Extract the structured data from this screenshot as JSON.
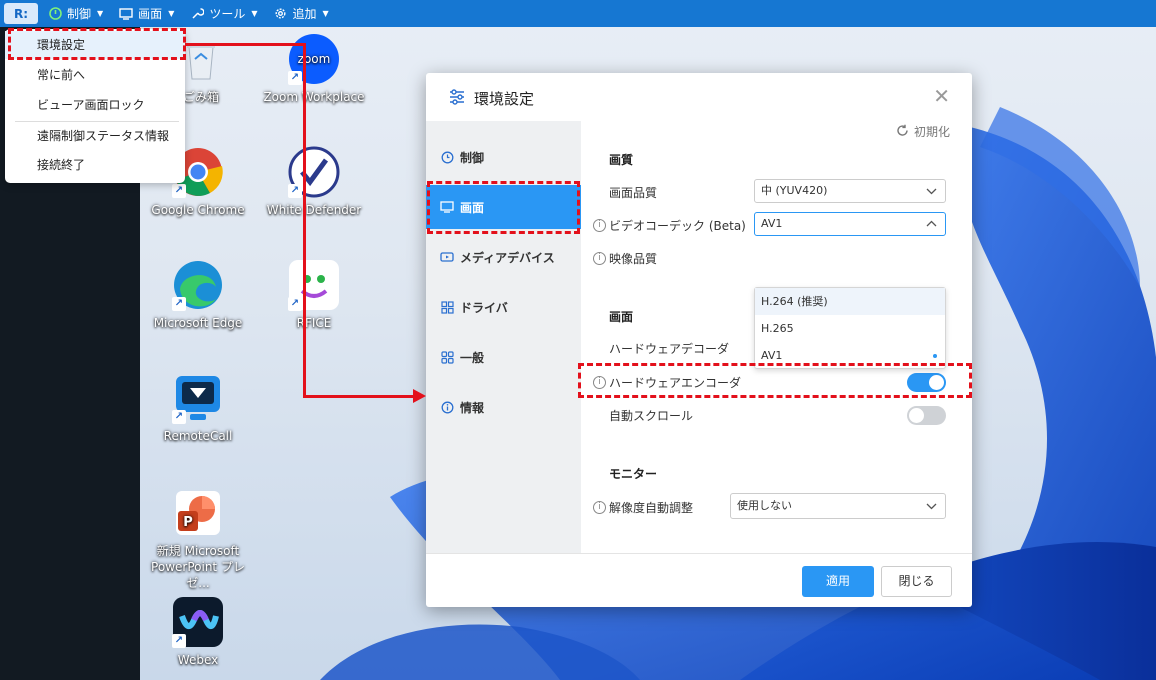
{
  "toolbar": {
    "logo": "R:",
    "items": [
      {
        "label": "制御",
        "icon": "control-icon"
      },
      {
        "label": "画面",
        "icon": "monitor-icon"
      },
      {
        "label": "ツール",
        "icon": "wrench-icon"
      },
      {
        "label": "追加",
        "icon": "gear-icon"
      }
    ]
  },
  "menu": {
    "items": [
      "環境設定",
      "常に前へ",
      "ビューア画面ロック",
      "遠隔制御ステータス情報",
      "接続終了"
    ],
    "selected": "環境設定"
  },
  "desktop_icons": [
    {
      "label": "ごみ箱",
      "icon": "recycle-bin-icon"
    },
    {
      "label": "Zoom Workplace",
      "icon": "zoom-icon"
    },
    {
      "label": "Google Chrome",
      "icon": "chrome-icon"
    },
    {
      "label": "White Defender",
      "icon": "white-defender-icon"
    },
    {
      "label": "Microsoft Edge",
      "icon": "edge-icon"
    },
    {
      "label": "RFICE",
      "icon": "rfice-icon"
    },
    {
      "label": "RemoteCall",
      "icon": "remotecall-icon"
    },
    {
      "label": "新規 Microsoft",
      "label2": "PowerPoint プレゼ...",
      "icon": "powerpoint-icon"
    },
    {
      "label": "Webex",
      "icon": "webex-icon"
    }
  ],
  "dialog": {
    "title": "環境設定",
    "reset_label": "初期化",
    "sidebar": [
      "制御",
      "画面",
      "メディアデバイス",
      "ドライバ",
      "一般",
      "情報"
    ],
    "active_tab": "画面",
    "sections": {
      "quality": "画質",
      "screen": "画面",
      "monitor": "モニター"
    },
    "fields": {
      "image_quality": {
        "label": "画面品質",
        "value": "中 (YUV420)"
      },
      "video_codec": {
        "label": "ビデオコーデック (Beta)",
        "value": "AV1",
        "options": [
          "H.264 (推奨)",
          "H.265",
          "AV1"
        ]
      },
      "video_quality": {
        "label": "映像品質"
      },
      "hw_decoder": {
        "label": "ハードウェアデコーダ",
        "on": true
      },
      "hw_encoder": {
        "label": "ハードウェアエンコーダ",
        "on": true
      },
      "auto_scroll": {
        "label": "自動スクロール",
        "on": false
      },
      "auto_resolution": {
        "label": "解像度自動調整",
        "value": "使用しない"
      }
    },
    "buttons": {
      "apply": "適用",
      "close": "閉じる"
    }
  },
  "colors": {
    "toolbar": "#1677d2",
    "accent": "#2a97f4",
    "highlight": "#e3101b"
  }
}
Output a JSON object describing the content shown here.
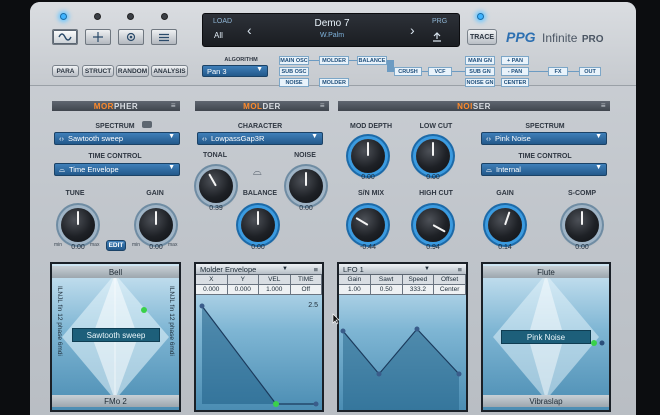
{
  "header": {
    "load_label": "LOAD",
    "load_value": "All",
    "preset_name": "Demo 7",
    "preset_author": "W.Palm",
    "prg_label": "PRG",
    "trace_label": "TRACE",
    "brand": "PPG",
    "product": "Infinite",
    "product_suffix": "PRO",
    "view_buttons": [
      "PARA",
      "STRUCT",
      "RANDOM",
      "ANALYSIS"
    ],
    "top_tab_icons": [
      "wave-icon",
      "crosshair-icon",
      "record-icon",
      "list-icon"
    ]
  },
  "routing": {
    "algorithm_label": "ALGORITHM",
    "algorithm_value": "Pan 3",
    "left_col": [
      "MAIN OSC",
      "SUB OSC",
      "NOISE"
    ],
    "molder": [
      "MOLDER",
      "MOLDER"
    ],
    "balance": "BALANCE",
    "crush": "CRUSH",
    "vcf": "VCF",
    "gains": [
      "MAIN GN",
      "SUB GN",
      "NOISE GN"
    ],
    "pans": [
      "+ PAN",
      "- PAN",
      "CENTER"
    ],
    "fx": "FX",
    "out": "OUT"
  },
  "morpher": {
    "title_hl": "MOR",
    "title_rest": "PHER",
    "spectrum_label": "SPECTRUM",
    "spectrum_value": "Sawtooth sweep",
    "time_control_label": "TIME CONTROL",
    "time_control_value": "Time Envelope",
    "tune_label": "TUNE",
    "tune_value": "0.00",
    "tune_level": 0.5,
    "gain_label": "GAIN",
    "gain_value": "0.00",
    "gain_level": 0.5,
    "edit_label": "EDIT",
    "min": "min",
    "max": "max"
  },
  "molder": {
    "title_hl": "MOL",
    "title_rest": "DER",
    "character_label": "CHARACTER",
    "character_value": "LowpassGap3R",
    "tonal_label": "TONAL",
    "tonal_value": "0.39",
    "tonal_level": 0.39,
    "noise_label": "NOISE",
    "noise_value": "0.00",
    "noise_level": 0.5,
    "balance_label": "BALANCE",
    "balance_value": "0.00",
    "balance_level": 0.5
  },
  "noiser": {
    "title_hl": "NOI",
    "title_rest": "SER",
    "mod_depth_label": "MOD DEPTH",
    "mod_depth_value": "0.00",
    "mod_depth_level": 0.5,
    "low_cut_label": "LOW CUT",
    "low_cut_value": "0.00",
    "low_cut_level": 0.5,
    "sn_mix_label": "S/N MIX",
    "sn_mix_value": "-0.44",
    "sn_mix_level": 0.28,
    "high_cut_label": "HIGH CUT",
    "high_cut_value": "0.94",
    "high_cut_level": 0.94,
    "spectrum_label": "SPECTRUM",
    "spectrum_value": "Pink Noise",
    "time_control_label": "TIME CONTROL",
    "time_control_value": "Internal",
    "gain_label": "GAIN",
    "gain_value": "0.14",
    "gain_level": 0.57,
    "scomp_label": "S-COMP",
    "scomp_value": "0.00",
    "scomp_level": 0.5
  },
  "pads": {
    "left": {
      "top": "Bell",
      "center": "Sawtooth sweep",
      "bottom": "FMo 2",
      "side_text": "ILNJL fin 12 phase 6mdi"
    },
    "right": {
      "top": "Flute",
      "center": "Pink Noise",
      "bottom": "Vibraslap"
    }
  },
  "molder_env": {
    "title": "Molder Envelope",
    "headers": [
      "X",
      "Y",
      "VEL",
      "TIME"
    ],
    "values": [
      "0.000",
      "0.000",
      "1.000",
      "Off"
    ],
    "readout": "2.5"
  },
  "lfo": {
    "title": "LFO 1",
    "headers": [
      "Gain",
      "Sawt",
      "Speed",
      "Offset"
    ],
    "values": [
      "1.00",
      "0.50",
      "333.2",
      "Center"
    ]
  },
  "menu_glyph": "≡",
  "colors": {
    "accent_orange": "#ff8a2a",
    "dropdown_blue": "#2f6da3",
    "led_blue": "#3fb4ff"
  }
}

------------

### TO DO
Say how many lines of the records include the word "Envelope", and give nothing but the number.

### WORKED SOLUTION
2